From the Tour de France to the World Cup. And now, from the Giro d’Italia to the greatest classic in the late season. Due to corona, there is cycling nearly every day. Bobbie Traksel, former professional bicycle racer, TV commentator at Eurosport and president of cycling association VVBW, wants to seize the crisis time to better guide and coach cyclists in things like their pensions and their rights. Because, for many cyclists, that is not a luxury. “It is a misunderstanding that all cyclists earn buckets of money.”

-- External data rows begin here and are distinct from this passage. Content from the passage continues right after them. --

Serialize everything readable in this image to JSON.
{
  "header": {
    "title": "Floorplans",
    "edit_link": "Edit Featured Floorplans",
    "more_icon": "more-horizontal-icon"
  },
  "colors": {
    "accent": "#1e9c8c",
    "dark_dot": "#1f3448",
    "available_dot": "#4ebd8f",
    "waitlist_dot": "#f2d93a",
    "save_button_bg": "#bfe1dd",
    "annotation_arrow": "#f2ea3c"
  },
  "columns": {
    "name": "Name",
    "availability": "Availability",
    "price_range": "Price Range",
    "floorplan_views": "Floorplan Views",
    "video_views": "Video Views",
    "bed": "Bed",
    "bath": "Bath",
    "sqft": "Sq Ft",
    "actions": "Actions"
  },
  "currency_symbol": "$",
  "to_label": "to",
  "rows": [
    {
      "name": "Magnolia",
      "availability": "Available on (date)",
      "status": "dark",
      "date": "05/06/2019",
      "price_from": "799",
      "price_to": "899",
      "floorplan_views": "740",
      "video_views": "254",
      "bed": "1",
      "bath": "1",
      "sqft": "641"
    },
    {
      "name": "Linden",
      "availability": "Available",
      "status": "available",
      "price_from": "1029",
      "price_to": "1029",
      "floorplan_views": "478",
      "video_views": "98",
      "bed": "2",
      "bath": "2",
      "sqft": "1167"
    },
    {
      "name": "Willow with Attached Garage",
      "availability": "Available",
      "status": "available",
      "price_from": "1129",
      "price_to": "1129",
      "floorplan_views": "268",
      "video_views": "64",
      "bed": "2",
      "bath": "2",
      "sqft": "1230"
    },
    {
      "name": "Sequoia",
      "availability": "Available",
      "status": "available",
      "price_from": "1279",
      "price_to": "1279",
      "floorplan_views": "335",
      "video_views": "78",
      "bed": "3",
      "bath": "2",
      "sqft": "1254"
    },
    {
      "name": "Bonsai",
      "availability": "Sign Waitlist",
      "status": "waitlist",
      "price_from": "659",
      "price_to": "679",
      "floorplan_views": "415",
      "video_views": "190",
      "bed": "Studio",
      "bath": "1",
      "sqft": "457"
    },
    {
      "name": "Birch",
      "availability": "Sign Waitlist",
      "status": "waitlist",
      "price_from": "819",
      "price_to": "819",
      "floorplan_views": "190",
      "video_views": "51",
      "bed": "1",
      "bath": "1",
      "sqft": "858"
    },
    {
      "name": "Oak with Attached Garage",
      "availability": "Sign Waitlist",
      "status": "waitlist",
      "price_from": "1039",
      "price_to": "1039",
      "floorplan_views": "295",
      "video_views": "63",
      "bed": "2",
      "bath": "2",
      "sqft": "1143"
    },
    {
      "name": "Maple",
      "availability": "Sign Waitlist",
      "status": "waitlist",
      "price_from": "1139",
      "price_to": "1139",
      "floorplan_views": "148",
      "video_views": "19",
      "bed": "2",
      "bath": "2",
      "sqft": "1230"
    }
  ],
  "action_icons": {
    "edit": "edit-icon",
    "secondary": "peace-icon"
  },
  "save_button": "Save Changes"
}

Bobbie Traksel stands up for his cyclists. There is a small group of top earners of the Tom Dumoulin and Matthieu van der Poel caliber, but 60 percent of professional cyclists makes less than 50,000 Euros a year. Traksel wants to do much more for that group. “We really want to develop something for those people. An economic crisis is looming, the world is changing rapidly, politically and socially, and we also need to put energy into the financial future of our youngest racers. What we would like best is an order from the KNWU to train young cyclists on the continental level -semi-professional – in finances, rights and the political landscape in the world of cycling. We can also teach them independently. Most cyclist discuss these kinds of things with their personal managers. A personal manager doesn’t always give independent advice either. We would like to have a much more of a grip on this.”
The “post-career fund”

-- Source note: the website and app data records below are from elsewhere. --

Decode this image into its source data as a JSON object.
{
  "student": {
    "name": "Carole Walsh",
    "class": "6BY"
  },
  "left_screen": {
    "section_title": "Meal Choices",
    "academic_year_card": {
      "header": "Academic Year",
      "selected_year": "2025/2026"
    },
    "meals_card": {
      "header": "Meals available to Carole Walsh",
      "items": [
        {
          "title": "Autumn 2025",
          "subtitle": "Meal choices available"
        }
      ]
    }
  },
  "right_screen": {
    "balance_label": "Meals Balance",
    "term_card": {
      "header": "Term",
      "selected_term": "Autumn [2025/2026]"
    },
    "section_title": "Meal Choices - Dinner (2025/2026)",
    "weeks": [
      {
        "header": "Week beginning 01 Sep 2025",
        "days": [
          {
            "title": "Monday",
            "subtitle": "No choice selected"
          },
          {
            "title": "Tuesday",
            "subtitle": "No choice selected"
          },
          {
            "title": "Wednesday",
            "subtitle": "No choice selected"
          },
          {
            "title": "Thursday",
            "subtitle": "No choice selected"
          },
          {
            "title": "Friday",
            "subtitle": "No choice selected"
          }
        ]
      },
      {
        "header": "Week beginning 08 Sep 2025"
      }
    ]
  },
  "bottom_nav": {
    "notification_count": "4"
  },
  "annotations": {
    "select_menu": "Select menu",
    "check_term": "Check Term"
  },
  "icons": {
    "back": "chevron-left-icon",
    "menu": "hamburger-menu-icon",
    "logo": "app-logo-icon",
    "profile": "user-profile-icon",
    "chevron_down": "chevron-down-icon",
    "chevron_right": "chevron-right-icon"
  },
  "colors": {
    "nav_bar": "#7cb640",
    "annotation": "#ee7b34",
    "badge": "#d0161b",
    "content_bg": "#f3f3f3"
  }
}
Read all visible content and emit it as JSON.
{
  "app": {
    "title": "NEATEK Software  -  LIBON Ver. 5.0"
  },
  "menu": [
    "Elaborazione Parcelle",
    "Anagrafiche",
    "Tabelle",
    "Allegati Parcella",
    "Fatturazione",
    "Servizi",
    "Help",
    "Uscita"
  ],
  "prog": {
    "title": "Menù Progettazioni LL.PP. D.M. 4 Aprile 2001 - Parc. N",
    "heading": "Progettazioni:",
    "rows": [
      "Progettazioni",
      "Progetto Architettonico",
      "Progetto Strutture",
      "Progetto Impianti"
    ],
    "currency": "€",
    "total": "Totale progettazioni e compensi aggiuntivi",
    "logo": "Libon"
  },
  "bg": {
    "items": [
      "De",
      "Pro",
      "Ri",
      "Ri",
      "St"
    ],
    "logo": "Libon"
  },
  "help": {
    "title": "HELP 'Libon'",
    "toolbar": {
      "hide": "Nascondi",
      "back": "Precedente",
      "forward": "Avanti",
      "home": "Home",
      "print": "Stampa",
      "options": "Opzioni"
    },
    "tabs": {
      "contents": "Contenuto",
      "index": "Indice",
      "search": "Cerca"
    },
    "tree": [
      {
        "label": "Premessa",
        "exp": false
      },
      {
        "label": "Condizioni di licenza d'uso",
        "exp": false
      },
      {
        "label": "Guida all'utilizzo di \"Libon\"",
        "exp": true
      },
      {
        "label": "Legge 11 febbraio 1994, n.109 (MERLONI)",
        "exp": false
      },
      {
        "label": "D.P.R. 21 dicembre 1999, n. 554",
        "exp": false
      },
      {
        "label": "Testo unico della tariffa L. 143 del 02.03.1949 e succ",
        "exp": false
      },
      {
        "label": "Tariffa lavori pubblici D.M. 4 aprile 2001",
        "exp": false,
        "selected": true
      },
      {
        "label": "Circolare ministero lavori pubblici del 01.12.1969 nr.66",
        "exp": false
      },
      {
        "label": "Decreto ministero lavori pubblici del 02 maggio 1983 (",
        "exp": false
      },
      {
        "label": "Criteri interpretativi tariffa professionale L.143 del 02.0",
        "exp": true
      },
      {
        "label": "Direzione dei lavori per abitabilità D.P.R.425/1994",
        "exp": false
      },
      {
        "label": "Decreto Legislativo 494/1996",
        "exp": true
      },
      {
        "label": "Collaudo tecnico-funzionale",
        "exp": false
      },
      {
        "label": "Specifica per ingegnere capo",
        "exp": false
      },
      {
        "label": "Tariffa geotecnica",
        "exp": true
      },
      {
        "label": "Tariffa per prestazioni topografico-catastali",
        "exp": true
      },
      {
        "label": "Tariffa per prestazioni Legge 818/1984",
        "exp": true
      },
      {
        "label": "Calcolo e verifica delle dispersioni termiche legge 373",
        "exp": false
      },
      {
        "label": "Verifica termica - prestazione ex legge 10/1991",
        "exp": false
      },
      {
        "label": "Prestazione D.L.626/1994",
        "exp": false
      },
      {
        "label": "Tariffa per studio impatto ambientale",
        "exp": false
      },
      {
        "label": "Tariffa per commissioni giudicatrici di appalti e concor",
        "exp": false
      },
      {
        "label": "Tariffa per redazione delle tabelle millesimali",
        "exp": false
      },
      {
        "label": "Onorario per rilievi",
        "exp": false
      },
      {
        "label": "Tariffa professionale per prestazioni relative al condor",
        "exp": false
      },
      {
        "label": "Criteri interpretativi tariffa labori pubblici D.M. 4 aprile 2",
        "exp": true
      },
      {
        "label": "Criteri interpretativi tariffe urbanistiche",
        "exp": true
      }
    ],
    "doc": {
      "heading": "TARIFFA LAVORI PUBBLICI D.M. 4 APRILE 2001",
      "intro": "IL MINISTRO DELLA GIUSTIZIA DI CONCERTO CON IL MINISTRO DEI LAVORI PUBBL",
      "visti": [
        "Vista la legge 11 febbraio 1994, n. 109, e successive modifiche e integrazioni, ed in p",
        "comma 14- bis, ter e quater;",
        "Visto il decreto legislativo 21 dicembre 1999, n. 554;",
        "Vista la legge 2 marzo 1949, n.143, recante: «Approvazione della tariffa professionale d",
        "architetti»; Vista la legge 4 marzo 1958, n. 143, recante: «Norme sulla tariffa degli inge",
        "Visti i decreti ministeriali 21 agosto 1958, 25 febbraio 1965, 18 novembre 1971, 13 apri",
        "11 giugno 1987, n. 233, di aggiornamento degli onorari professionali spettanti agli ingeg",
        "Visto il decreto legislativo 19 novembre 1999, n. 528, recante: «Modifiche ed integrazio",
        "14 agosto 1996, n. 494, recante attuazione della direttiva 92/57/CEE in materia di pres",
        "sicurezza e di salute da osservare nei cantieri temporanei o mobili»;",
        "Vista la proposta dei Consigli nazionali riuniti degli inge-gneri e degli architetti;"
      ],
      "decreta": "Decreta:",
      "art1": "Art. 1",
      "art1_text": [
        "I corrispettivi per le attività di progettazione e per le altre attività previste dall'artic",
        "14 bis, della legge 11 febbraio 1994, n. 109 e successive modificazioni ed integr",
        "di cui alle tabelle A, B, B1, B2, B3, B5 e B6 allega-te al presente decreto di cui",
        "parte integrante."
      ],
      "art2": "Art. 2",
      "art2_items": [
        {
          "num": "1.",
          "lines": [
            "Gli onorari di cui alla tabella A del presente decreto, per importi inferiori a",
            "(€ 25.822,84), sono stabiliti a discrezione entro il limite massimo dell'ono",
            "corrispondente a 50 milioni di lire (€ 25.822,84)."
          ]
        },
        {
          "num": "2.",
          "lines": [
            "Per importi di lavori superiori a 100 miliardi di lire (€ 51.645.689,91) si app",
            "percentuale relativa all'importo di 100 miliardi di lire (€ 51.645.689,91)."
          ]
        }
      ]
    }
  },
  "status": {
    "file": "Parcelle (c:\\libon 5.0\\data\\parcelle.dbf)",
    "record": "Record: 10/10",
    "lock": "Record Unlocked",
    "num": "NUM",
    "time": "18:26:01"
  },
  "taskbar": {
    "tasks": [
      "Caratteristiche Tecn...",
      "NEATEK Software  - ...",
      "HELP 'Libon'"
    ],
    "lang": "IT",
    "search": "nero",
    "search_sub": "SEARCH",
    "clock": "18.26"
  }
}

After the sometimes forced end of their cycling career, professional cyclists often fall into a hole. “They’re suddenly out of work, with no income and most cyclists have not earned enough to build up a buffer. It is a misunderstanding that all racing cyclists earn buckets of money,” Traksel explains. “There are just a few of those. Most cyclists left their education in order to fully focus on their cycling careers.” Cycling association VVBW came up with the idea of the “post-career fund” for these cyclists. This is used to help cyclists after their cycling careers have ended. By opening three funds, the VVBW is helping seriously injured, unemployed or discontinuing cyclists with financial support and, for example, finding a job. First of all, there is the co-called CFK fund. That is a unique arrangement in which professional cyclists and soccer players are mandated to invest a portion of their gross income into a personal participation fund. They don’t have to pay taxes or social premiums on this investment. As soon as their professional careers end, they receive a bridging pension from a second fund for a few years. And the third one is a solidarity fund that was founded by the international cycling federation UCI and is managed by the international trade union CPA. Cyclists receive an extra 10,000 to 15,000 Euros after their careers have ended. This helps them to survive the first period and allows them to focus on work or education. It also allows them to wait for that great job they had always wanted. This is important and necessary.”
Furious top cyclists
Only, an uprising erupted between 300 top cyclists and the CPA. The trade union is seen by top riders as a puppet of the international cycling union UCI. Former cyclist Stef Clement has this to say about it: “There was no membership meeting in 2019, even though that is required. And there is something else that is noteworthy, and that is that only 25 percent of pensions is being paid. Our group believes that the cyclists play a central role in cycling and that they should therefore be adequately represented. So, we want more transparency.” The international pension pot is being filled with proceeds from the World Tour races. The cyclists are furious and top cyclists, such as Robert Gesink and Chris Froome, along with 300 other cyclists have threatened legal action.